## Action item:
Copy, from the entries below, each line where the word "iconColor" can be found.

*** Records to process Section Begins ***

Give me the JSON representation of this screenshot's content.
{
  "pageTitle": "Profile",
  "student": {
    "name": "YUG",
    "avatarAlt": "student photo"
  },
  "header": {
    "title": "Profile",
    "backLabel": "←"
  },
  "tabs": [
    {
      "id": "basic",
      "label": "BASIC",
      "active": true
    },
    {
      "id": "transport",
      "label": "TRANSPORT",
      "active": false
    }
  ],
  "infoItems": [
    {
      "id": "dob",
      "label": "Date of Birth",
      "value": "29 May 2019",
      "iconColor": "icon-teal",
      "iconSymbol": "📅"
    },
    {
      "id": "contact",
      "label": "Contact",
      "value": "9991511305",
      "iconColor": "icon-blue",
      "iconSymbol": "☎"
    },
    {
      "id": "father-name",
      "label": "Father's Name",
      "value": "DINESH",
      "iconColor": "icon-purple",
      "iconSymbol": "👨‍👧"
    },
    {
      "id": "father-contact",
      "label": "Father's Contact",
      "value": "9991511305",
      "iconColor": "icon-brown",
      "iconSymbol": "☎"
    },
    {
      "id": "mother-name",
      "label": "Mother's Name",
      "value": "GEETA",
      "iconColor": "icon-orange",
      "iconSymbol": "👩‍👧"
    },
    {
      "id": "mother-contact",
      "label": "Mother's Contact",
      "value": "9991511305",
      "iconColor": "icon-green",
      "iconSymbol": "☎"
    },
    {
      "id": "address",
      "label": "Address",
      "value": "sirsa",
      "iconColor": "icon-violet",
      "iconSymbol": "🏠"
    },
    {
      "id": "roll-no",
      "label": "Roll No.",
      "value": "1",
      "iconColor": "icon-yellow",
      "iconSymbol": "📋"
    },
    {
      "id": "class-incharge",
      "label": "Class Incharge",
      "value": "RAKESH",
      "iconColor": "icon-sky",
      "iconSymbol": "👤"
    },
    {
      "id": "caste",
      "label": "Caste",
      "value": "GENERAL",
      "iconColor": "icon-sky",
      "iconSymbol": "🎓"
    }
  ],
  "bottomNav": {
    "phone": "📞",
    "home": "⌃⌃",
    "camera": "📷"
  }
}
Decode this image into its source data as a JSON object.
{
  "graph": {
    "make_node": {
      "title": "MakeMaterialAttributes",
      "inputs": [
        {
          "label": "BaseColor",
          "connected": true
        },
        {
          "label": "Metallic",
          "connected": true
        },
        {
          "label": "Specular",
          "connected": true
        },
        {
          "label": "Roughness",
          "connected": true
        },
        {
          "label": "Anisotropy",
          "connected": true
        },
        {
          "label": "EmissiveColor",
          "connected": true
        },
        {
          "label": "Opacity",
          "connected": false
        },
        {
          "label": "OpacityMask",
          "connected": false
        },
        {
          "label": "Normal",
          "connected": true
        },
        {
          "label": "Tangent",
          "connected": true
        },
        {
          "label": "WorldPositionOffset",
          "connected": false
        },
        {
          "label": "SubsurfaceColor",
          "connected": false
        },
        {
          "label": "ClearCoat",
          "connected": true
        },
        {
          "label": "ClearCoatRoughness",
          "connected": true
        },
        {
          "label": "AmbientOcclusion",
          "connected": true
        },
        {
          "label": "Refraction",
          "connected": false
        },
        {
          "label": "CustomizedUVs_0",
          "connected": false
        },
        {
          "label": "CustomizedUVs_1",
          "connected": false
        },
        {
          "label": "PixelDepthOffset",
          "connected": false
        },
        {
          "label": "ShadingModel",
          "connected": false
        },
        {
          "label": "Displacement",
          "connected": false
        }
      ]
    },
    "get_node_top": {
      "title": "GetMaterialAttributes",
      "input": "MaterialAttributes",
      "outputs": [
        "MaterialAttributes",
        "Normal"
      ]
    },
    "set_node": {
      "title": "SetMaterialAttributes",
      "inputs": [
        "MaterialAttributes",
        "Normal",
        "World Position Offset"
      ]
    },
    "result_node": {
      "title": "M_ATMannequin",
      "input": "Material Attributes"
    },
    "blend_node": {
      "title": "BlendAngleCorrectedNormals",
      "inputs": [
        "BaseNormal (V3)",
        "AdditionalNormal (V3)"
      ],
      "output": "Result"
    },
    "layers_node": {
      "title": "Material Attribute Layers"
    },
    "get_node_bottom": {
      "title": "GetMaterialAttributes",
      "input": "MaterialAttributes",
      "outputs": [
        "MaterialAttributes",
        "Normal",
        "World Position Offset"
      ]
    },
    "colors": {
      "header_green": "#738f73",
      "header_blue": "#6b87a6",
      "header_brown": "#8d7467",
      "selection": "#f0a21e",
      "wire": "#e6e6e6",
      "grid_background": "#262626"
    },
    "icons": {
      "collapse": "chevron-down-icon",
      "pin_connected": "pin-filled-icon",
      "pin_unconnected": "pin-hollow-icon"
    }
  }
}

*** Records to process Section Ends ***

## Task output:
      "iconColor": "icon-teal",
      "iconColor": "icon-blue",
      "iconColor": "icon-purple",
      "iconColor": "icon-brown",
      "iconColor": "icon-orange",
      "iconColor": "icon-green",
      "iconColor": "icon-violet",
      "iconColor": "icon-yellow",
      "iconColor": "icon-sky",
      "iconColor": "icon-sky",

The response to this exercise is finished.